Here’s some loot that I stole from that book I’ve been reading, lovingly screencapped from Google Books. The guy she quotes, Krause, represents the ideas about textual ownership that evaporated in 18th century Germany.
So let’s think about my thievery here for a second (if that’s what it is). When I read that passage, I thought, “Holy smokes, I need to type this passage out and put it online.” If I had done so, there would surely be no breach of law; any claim that Krause’s estate might have ever been able to make about his intellectual property claim for this text–which he clearly wouldn’t want to make anyway!–has long since expired. Though I didn’t check, I have no doubt that his quote is in the public domain.
But instead of typing it, I saved myself some trouble by copying the screen from the Google Books scan of two pages of Woodmansee’s copyrighted book and then pasting them together with Photoshop. And that means, perhaps, that I’ve stolen the trouble that was spent back in 1994 to find and choose and translate this passage of Krause’s, massage it into original text, lay it out on the page, and publish the book that Google scanned. Is a screen shot of an actual book scan considered differently by the law than text that was retyped?
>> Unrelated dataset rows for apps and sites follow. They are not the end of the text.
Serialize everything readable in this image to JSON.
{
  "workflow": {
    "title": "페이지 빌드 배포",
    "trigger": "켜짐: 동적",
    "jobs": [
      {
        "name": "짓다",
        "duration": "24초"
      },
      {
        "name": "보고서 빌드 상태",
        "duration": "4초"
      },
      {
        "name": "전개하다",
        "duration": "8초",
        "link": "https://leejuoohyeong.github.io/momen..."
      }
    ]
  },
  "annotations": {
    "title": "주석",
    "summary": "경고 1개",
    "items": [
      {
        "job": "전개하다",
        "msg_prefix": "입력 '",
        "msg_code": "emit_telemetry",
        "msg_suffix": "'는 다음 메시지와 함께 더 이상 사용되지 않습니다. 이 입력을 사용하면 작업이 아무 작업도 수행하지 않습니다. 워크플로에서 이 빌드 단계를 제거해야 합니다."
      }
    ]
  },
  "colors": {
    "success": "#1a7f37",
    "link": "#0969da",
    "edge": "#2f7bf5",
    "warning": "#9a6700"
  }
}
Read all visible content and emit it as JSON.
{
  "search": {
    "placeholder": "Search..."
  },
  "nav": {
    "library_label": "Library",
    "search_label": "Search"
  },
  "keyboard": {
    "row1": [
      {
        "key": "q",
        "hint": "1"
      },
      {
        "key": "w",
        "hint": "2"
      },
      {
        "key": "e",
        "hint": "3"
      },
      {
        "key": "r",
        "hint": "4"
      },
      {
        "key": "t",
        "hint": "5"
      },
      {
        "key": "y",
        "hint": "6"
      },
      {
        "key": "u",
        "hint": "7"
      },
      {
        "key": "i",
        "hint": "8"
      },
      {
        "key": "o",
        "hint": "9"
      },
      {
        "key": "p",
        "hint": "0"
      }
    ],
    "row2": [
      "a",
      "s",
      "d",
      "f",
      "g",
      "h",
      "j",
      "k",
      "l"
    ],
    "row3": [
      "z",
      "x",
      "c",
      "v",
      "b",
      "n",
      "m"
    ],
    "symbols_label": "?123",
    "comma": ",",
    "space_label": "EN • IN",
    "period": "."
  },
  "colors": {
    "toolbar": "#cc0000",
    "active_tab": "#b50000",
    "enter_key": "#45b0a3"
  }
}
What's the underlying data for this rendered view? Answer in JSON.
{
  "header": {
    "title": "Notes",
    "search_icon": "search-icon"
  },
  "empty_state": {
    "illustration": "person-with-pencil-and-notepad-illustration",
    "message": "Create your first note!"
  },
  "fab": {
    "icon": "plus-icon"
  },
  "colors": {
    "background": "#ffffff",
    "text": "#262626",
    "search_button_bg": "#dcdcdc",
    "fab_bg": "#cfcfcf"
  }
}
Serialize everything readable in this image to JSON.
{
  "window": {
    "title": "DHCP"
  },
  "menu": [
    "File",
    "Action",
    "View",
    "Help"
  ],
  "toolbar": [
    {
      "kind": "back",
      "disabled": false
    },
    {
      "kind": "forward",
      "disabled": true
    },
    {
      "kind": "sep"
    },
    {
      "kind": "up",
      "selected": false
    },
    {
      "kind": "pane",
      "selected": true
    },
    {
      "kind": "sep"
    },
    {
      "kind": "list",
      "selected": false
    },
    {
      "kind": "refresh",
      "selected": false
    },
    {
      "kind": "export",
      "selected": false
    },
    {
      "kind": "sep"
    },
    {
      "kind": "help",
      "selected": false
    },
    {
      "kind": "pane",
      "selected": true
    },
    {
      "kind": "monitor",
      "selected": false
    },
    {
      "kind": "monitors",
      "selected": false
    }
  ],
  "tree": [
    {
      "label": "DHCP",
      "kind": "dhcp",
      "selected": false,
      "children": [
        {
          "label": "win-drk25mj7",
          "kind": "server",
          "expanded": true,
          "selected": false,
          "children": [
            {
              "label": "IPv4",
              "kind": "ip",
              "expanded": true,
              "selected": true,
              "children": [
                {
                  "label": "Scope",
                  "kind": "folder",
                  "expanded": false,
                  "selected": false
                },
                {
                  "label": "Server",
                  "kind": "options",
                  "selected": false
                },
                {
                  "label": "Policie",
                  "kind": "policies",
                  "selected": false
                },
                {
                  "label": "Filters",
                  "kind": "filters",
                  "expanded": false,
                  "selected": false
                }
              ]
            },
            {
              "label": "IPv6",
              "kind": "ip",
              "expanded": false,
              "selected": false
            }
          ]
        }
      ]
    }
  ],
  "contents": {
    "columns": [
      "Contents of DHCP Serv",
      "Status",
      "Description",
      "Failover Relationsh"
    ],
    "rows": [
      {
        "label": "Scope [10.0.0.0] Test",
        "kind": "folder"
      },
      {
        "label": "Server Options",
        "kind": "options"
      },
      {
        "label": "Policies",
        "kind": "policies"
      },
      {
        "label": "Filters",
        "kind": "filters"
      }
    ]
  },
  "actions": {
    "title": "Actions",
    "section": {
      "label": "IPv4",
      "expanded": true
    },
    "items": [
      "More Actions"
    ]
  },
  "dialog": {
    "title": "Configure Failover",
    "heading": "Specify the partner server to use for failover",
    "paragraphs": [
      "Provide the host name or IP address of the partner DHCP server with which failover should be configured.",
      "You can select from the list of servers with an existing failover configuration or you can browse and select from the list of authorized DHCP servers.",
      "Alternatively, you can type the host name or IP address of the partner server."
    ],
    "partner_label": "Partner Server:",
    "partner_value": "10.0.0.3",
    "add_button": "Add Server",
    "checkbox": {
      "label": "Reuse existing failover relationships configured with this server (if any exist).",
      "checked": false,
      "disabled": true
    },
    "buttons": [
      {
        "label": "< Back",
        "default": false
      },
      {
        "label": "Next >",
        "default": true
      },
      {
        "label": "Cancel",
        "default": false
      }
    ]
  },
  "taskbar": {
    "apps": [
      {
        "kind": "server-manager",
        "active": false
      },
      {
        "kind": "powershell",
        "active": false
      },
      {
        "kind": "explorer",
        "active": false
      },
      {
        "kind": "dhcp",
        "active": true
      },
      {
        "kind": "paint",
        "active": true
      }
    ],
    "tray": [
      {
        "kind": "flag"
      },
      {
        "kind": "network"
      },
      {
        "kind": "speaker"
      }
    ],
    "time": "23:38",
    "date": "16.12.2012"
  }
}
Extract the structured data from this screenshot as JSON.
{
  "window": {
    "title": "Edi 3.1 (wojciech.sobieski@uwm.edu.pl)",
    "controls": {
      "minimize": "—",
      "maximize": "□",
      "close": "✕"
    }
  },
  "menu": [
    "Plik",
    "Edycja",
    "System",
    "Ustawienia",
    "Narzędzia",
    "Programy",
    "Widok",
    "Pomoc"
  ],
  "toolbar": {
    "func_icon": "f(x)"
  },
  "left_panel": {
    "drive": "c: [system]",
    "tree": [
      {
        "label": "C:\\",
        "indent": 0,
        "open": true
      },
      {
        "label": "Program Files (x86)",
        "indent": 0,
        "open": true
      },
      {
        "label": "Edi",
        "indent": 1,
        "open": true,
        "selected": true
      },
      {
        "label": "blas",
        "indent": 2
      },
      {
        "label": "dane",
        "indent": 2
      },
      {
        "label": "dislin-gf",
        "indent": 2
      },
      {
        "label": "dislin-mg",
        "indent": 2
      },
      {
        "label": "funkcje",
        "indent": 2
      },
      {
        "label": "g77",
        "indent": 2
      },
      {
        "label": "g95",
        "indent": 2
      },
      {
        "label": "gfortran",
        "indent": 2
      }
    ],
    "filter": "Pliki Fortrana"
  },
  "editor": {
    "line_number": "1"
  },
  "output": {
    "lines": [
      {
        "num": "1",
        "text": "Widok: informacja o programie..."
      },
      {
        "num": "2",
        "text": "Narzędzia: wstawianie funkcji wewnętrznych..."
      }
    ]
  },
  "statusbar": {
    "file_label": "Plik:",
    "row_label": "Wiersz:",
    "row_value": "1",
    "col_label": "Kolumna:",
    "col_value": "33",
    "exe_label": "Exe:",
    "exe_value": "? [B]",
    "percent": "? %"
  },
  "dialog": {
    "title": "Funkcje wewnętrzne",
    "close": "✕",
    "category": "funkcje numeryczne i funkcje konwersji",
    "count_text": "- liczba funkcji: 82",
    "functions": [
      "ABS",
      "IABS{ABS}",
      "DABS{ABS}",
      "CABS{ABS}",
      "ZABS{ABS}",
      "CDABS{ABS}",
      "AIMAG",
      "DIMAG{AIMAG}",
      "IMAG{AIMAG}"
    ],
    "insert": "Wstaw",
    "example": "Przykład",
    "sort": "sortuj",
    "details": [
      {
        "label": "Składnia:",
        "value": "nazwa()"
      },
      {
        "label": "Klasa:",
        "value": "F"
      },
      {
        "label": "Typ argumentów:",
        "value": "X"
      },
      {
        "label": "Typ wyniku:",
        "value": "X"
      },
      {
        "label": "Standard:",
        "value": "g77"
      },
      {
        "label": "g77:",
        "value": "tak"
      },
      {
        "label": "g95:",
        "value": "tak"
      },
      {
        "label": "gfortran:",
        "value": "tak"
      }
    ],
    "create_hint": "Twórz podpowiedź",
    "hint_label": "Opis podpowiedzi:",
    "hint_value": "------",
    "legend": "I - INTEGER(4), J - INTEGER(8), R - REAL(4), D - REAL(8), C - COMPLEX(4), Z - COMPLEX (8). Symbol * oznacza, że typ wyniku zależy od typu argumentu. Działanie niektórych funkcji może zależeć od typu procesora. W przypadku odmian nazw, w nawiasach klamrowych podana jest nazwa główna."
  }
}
And concerning fair use, it’s good that I only used a teensy bit of Woodmansee’s book, but it’s kind of up in the air if I’m using this image for any remixed new sort of purpose, since I’m really praising it–but I’m also saying more than that, aren’t I? Does my Photoshopping (can you find the seams in the image?) count as artistic or rhetorical manipulation for a new purpose?